(Website and app data records)
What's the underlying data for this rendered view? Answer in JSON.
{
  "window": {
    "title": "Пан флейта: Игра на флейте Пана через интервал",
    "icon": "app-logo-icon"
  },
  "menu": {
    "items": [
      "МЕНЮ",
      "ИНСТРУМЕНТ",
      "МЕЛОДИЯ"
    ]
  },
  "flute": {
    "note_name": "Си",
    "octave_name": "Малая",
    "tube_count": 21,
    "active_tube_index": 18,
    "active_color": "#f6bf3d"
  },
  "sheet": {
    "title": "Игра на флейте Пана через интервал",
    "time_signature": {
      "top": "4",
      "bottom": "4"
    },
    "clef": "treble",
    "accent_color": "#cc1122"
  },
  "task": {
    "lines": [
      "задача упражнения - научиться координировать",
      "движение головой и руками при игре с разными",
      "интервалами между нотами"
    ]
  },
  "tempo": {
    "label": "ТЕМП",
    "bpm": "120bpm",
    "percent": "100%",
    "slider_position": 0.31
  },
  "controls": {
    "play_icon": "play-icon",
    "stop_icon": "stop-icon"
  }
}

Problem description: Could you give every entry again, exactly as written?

Finished exercise:
What's the underlying data for this rendered view? Answer in JSON.
{
  "window": {
    "title": "Пан флейта: Игра на флейте Пана через интервал",
    "icon": "app-logo-icon"
  },
  "menu": {
    "items": [
      "МЕНЮ",
      "ИНСТРУМЕНТ",
      "МЕЛОДИЯ"
    ]
  },
  "flute": {
    "note_name": "Си",
    "octave_name": "Малая",
    "tube_count": 21,
    "active_tube_index": 18,
    "active_color": "#f6bf3d"
  },
  "sheet": {
    "title": "Игра на флейте Пана через интервал",
    "time_signature": {
      "top": "4",
      "bottom": "4"
    },
    "clef": "treble",
    "accent_color": "#cc1122"
  },
  "task": {
    "lines": [
      "задача упражнения - научиться координировать",
      "движение головой и руками при игре с разными",
      "интервалами между нотами"
    ]
  },
  "tempo": {
    "label": "ТЕМП",
    "bpm": "120bpm",
    "percent": "100%",
    "slider_position": 0.31
  },
  "controls": {
    "play_icon": "play-icon",
    "stop_icon": "stop-icon"
  }
}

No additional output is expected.